The Impact Of Substance Use Disorders on Families

by | Jul 21, 2022 | Addiction, Families | 0 comments

The thinking around the causes and treatments for addictions continues to evolve. Part of that shift takes in how the disease affects the family and loved ones of a person with substance use disorder (SUD). Whether the person with SUD is a teenager with concerned parents or an adult whose partner or children are struggling to find them help, anyone that cares for someone dealing with drug or alcohol addiction is impacted.

The American Psychological Association (APA) finds that despite growing awareness of SUD’s effect on family members, too few options exist for these individuals to help their family members with treatment or find help for themselves. There is enormous potential for loved ones to help the person struggling with addiction, making this a missed opportunity. Research shows that family members can not only benefit themselves from assistance but that they also can play a role in long-term recovery for the person with SUD.

Addiction and Children

The children of someone with substance use disorder are perhaps the most vulnerable to the impact of addiction of all family members. The Substance Abuse and Mental Health Services Administration (SAMHSA) reported that 1 in 8 children (8.7 million) aged 17 or younger live with at least one parent dealing with a SUD.

Multiple issues can arise for the children of parents with substance abuse disorder. These children have a higher risk of a lower socioeconomic status. They are also more likely to have problems in school and functioning in other social and family situations.

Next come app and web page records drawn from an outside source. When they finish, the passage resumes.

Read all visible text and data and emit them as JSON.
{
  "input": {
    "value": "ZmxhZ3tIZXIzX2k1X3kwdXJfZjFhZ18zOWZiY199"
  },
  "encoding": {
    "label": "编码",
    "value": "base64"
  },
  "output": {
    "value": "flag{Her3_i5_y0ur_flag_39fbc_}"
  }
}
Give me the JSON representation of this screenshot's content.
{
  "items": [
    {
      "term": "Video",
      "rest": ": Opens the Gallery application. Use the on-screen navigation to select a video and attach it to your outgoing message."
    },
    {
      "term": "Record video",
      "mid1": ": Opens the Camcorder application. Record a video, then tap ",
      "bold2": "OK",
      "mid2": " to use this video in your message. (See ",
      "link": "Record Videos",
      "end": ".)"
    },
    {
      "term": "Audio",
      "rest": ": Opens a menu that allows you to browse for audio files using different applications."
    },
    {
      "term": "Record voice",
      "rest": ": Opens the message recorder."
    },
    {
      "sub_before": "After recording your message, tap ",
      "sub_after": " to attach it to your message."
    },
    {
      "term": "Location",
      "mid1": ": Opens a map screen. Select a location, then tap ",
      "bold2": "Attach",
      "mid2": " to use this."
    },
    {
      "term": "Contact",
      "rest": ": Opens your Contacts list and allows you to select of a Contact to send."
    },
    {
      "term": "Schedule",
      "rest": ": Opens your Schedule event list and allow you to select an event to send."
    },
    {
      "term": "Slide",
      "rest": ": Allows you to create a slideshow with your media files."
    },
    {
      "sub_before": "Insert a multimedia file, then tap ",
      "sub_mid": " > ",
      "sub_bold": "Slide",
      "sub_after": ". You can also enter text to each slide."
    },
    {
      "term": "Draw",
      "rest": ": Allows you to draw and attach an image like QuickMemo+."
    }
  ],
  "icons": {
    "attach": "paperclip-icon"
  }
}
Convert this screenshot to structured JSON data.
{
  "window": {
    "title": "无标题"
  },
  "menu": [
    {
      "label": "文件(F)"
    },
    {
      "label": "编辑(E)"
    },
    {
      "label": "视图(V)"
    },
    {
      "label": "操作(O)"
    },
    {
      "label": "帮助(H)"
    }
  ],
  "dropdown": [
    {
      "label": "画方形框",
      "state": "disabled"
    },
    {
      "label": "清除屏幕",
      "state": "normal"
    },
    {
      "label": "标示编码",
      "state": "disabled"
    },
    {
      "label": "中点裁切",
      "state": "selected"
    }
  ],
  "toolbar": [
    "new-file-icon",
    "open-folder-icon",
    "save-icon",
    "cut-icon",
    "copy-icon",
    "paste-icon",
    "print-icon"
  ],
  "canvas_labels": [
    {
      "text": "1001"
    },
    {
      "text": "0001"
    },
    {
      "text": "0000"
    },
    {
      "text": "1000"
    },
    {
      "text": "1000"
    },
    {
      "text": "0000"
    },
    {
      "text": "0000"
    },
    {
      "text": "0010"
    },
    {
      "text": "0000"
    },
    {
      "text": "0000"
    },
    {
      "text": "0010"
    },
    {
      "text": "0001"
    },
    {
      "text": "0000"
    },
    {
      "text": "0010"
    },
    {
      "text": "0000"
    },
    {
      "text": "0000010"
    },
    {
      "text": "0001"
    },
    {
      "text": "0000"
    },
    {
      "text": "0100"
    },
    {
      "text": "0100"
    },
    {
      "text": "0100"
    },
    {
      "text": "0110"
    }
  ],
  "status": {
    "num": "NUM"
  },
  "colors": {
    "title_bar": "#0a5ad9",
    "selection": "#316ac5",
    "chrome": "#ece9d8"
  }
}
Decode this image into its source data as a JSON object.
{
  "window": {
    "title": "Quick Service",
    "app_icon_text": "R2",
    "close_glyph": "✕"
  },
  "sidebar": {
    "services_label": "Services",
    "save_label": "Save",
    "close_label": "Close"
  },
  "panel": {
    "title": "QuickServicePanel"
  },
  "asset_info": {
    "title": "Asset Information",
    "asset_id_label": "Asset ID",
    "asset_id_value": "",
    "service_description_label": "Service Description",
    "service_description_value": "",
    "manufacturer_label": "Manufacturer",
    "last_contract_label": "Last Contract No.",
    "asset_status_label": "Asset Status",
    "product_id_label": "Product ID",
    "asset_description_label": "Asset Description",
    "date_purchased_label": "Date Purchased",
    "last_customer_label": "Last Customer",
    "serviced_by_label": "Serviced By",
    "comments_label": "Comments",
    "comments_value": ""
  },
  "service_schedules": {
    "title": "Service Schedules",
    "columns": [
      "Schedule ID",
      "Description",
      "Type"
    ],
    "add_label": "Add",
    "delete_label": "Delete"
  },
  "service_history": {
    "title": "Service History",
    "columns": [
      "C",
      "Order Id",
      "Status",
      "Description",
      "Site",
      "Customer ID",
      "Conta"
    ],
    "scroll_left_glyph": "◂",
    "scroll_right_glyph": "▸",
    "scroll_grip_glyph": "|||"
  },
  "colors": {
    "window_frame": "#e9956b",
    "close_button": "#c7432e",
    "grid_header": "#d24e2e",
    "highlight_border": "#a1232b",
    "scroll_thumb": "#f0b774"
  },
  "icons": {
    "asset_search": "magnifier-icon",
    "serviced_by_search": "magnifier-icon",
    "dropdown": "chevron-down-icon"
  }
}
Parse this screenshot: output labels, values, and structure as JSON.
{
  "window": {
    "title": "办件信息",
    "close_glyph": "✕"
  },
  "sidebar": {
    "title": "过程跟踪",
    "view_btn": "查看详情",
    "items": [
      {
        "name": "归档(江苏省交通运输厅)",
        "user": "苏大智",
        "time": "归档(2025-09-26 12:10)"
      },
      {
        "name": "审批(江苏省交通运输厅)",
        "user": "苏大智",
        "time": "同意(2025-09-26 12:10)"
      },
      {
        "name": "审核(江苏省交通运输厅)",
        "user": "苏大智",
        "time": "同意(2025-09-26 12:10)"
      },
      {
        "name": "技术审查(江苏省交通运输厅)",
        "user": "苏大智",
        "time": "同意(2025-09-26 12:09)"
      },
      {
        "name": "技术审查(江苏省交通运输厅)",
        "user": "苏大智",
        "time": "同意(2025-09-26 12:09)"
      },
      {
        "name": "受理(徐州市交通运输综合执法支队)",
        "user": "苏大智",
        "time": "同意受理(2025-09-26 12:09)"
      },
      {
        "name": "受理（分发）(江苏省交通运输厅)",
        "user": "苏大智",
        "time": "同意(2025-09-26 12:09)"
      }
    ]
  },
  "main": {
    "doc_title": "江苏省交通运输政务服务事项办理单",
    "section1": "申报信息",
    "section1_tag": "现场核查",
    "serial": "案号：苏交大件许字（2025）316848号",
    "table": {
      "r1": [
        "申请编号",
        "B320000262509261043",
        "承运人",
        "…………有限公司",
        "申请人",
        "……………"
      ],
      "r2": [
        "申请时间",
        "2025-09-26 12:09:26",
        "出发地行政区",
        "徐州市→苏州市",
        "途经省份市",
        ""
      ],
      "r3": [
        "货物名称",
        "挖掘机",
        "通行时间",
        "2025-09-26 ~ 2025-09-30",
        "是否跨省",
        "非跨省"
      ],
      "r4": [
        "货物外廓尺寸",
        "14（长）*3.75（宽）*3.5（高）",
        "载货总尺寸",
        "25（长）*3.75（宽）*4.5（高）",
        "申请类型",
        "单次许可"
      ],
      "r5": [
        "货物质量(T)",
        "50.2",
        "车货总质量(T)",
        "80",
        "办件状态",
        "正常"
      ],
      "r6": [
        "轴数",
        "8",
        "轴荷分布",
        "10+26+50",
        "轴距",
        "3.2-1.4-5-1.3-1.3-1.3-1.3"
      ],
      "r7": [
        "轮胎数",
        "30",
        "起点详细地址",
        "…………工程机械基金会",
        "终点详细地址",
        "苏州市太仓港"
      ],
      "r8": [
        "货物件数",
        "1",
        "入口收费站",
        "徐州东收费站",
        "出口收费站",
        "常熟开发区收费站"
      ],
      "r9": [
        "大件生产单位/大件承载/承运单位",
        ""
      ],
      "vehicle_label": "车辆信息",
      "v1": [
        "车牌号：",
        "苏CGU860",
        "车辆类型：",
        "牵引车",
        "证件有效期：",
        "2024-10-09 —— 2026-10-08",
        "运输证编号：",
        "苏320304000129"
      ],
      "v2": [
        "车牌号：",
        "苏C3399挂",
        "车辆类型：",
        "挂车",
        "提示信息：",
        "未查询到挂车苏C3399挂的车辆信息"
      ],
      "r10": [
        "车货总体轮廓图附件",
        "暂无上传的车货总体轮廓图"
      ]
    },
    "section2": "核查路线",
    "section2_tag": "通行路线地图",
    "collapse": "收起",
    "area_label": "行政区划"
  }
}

This group shows higher rates of mental and behavioral disorders and a higher risk of developing a problem with drugs or alcohol than children of parents without an SUD. Finally, the risk of sexual or physical abuse for children with a parent with SUD is three times higher.

Addiction and Parents

Teenage use of alcohol and drugs can stem from several factors, such as a family history of substance use disorder, a history of traumatic events, or feelings of social rejection. Whatever the reason a teenager starts to abuse alcohol or drugs, the impact is significant. Addiction is dangerous for anyone, but for teenagers and young adults who have not finished growing, it can:

  • Affect their brain development
  • Lead to other, more risky behaviors, such as unprotected sex and dangerous driving
  • Contribute to future health problems, like heart disease, high blood pressure, and sleep disorders when they are adults

Parents of teens with SUD most likely struggle with a breakdown of trust between themselves and their affected child. Teenagers misusing drugs and alcohol may withdraw from family members, act out, pick fights, steal to support their habit or even run away. Parents are not to blame for a child’s SUD, but it is their responsibility to seek treatment to help the teen and the entire family because addiction is a family disease.

To help reduce a teen’s risk of developing a SUD, parents can:

  • Develop strong communication skills with their teen by listening with respect
  • Encourage positive behavior through consistent, daily encouragement
  • Set a good example by modeling positive behaviors and healthy habits
  • Navigate emotional conflicts calmly
  • Set reasonable limits and boundaries
  • Know their child’s friends and be involved in their child’s life

Addiction and Adult Family Members

The spouses and partners of someone struggling with drugs or alcohol are also affected by addiction. Relationships are built on trust, and dishonesty is a common by-product of the disease. Repeated lies erode trust, leading to significant damage to the relationship. The emotional toll of this can cause the spouse or partner to become depressed or anxious.

Addiction often shifts roles within a family, making the non-addict a caregiver. The family member may find themselves enabling their loved one’s addiction because they have been made to feel guilty. Enabling drug or alcohol abuse of a loved one creates a vicious cycle for all involved. Examples of enabling behavior include:

  • Caring for someone when they are sick from drug or alcohol use
  • Calling in sick to work for them
  • Handling the individual’s responsibilities for them
  • Lying to others about the person’s behavior

There is also a financial toll that addiction can take on families. The person with SUD may neglect household expenses to cover their drug or alcohol use. They may also lose their jobs because of their addiction. Both possibilities can leave a family in financial turmoil with unpaid bills or increased debt.

Support for the Families

Many self-help groups exist to help the family members of those struggling with addiction. These groups offer a safe space for family members to vent, seek support, receive advice, and be reassured that they are not alone. Available options include Al-Anon, Nar-Anon, and SMART Recovery Family and Friends. Alcoholics Anonymous (AA) and Narcotics Anonymous (NA) groups hold open meetings where family members are welcome. Individual or group therapy is another option.

Bridges of Hope’s treatment philosophy is based on a comprehensive and integrated approach to addressing all issues related to substance use and mental health disorders. Utilizing therapeutically proven, evidence-based clinical practices, Bridges of Hope provides superior patient care in Indiana through its all-inclusive treatment services.